[Dataset rows for apps and sites]
○ ○ ○ ○ ○ ○ ○

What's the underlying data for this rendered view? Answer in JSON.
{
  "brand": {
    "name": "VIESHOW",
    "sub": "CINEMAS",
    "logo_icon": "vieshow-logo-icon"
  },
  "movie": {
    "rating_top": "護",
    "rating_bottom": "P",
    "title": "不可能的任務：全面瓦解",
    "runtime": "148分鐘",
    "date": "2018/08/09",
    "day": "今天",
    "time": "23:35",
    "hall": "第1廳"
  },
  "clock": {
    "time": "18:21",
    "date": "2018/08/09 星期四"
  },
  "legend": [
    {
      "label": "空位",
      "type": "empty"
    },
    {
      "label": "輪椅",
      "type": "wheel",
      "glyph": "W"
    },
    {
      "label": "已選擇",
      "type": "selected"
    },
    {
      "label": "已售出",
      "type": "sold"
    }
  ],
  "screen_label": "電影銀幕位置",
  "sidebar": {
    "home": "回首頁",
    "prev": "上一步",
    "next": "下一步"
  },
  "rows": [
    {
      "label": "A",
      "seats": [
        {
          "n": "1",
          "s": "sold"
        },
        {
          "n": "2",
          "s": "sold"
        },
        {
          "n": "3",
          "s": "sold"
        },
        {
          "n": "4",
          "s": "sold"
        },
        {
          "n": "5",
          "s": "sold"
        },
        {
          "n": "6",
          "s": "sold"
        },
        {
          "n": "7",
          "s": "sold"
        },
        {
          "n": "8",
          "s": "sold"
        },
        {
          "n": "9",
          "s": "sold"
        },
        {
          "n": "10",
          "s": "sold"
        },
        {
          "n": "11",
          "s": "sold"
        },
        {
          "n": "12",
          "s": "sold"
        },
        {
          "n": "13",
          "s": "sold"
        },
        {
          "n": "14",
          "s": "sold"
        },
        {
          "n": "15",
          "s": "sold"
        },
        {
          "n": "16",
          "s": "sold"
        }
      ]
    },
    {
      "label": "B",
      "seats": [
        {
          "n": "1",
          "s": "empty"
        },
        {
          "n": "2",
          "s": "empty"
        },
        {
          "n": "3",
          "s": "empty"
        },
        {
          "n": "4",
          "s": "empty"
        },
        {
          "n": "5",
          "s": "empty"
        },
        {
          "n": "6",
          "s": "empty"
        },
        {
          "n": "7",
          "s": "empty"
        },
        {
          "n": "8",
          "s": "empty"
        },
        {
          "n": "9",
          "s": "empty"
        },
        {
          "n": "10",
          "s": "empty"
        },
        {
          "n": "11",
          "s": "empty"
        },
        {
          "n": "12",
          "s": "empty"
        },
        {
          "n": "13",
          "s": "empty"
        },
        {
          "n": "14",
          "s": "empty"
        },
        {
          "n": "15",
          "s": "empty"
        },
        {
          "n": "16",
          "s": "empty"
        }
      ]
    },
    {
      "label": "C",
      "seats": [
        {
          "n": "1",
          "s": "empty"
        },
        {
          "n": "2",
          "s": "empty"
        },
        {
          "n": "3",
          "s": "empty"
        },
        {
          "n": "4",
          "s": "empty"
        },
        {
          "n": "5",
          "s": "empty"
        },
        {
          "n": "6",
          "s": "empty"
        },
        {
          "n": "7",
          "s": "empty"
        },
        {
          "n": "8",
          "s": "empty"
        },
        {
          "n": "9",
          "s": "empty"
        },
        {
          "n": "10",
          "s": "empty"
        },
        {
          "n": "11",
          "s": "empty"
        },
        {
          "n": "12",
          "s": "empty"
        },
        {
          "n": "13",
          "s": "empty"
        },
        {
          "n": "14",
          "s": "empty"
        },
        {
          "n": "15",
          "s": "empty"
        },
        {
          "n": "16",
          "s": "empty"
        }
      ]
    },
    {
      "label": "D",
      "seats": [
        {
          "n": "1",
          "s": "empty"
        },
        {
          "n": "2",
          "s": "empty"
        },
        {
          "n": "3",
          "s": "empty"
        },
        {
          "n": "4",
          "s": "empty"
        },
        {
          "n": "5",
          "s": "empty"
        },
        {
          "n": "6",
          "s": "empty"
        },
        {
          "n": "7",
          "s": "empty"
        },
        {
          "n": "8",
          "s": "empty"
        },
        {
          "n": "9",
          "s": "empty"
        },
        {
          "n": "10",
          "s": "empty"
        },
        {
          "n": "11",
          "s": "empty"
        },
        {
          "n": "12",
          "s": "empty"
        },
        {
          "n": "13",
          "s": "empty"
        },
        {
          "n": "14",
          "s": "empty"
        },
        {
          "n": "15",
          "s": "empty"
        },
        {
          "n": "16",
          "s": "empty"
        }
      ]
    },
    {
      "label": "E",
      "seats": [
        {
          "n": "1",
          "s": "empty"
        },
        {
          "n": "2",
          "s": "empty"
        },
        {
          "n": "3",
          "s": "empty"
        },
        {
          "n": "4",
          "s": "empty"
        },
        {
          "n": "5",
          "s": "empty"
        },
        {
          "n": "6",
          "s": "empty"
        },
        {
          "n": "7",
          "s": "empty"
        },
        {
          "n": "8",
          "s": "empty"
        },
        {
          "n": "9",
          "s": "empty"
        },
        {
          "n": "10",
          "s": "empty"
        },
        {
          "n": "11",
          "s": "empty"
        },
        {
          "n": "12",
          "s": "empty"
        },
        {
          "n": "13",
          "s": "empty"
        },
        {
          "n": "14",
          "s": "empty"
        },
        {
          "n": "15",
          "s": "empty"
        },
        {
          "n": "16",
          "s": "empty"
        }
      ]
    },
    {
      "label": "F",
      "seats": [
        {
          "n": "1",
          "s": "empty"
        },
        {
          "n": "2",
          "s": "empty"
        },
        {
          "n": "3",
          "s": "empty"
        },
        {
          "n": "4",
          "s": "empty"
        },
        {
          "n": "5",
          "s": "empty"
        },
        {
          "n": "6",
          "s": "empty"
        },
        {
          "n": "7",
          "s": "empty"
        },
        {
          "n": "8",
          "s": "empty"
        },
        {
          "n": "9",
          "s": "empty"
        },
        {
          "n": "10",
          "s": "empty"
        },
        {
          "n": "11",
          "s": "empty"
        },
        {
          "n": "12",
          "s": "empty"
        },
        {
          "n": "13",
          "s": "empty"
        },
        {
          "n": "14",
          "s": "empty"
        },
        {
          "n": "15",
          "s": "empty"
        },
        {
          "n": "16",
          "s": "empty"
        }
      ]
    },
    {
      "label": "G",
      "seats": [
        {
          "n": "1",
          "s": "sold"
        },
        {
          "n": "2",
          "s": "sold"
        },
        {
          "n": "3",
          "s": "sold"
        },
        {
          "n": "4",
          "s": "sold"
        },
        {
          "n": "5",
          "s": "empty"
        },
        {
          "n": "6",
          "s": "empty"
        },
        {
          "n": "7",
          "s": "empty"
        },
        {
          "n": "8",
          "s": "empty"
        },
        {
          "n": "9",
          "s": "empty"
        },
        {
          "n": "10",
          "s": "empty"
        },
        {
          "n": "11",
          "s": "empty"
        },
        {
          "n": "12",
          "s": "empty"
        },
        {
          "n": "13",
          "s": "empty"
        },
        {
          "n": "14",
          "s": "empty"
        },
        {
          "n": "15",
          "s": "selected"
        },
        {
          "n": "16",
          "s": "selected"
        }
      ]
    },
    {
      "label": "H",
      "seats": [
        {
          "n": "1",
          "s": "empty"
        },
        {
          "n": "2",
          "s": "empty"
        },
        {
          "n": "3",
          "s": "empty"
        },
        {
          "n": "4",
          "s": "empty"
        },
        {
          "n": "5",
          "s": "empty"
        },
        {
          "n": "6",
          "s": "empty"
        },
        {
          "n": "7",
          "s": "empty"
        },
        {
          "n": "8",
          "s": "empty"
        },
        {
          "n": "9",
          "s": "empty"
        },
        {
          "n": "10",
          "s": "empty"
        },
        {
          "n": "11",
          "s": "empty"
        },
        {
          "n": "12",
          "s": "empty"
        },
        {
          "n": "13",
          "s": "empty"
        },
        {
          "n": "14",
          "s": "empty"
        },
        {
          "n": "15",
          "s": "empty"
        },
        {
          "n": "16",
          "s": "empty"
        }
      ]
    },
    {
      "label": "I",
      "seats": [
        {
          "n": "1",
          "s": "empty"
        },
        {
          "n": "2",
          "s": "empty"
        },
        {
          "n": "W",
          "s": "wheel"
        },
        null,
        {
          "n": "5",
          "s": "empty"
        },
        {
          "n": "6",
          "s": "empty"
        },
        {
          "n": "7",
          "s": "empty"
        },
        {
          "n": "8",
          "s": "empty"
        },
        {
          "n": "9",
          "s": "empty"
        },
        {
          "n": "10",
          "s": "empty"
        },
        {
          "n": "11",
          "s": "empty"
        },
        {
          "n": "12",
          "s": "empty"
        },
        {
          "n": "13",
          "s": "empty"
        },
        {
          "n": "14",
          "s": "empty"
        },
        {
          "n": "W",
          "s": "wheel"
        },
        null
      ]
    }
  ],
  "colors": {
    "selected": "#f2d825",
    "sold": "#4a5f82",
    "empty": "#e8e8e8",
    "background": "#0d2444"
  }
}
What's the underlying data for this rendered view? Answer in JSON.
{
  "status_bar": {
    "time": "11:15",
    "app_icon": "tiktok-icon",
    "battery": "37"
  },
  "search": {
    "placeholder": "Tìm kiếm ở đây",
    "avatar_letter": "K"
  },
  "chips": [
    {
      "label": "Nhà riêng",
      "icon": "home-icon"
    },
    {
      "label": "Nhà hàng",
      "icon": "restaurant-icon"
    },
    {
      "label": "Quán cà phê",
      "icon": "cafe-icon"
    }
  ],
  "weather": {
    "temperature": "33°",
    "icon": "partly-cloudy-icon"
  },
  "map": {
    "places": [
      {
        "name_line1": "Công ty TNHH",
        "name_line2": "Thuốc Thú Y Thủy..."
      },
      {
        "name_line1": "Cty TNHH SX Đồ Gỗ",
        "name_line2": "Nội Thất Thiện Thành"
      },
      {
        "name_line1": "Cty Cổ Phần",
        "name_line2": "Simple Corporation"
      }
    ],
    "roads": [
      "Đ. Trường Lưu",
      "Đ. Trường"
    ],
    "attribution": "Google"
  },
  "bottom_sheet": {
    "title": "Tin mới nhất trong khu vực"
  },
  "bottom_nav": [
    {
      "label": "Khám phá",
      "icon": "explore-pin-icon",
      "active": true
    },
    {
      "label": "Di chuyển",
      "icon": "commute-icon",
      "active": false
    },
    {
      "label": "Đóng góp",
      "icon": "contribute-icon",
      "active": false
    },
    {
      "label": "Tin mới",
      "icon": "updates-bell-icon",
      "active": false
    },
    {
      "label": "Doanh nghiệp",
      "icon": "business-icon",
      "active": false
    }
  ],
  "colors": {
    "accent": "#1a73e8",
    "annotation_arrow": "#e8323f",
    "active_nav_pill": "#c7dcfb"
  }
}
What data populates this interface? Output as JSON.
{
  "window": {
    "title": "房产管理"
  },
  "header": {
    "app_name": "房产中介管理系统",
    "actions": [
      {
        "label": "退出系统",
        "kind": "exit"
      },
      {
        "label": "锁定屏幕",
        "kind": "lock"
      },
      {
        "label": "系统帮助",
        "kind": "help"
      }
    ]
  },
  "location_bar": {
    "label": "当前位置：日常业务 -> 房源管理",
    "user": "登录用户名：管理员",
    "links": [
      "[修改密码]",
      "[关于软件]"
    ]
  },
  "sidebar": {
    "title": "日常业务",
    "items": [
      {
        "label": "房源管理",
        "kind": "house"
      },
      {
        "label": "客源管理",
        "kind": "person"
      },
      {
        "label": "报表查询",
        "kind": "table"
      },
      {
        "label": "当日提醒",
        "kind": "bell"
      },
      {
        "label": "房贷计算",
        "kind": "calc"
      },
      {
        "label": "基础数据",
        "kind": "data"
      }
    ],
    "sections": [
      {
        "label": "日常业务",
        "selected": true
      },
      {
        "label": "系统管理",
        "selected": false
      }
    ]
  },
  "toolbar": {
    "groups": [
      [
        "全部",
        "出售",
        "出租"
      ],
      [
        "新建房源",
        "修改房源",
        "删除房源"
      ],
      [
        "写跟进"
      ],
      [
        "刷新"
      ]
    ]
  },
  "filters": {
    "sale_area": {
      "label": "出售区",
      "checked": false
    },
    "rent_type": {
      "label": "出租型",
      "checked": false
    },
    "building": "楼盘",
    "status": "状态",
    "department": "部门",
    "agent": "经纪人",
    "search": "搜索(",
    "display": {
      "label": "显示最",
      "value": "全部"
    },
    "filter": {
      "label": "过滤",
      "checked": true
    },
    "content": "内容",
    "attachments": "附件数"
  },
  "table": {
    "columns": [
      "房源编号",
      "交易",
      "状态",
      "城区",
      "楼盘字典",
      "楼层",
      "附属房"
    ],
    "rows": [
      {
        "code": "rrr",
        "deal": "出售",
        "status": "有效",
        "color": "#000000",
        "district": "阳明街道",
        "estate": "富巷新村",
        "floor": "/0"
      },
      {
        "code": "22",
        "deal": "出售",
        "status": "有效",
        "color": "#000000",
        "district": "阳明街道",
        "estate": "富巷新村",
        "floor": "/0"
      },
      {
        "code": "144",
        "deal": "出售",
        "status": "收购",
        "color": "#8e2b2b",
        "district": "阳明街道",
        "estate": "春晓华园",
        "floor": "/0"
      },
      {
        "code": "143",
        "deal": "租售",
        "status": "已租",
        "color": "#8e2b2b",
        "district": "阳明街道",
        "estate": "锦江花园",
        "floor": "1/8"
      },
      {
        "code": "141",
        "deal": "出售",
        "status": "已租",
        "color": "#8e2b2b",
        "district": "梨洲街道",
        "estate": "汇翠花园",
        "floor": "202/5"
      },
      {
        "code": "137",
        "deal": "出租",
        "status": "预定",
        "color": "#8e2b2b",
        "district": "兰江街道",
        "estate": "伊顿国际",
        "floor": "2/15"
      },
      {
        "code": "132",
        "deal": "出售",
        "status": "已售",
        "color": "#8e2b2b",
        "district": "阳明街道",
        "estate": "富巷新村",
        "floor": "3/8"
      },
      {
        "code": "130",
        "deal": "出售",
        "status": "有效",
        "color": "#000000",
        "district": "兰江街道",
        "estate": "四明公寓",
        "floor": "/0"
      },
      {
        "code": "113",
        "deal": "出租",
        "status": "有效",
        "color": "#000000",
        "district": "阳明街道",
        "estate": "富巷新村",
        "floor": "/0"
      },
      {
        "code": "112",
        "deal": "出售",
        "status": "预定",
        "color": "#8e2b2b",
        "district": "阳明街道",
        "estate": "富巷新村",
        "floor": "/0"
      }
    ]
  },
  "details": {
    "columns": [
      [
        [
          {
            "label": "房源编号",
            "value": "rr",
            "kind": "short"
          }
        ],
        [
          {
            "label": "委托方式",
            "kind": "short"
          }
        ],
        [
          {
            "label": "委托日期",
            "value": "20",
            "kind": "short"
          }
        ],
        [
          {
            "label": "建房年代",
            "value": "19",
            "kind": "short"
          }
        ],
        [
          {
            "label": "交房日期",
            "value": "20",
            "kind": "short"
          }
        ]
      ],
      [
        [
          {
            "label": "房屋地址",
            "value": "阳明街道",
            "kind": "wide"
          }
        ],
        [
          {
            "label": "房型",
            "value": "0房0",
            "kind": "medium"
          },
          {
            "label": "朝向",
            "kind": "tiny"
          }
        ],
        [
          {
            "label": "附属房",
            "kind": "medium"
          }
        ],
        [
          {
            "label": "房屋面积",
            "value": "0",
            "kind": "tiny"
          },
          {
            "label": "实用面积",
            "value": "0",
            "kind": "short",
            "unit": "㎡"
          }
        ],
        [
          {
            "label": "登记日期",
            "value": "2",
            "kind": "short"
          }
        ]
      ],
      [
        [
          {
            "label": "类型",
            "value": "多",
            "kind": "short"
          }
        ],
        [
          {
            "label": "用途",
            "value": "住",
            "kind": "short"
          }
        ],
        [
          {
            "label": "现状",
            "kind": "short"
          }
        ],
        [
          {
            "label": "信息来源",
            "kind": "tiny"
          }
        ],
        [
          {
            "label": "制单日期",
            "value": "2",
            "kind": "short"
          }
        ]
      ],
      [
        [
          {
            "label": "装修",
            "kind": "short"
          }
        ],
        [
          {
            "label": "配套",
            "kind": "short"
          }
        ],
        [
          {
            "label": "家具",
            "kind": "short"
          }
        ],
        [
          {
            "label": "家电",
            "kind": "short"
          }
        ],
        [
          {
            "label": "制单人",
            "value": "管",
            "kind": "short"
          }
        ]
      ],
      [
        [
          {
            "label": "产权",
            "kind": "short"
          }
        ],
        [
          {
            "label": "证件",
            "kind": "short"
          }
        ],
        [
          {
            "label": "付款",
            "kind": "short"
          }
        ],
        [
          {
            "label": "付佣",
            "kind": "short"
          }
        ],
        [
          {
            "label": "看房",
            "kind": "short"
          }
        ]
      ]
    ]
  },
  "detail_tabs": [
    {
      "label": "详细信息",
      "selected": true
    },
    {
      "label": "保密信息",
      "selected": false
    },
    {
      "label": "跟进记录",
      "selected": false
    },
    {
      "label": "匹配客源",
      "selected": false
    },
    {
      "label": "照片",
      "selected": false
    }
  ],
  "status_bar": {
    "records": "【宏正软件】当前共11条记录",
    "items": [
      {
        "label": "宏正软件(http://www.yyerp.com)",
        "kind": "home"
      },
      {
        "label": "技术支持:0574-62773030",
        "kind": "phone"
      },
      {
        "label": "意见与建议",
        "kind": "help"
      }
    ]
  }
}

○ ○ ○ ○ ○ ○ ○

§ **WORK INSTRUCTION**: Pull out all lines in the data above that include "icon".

§ **ANSWER BOX**:
    "logo_icon": "vieshow-logo-icon"
    "app_icon": "tiktok-icon",
      "icon": "home-icon"
      "icon": "restaurant-icon"
      "icon": "cafe-icon"
    "icon": "partly-cloudy-icon"
      "icon": "explore-pin-icon",
      "icon": "commute-icon",
      "icon": "contribute-icon",
      "icon": "updates-bell-icon",
      "icon": "business-icon",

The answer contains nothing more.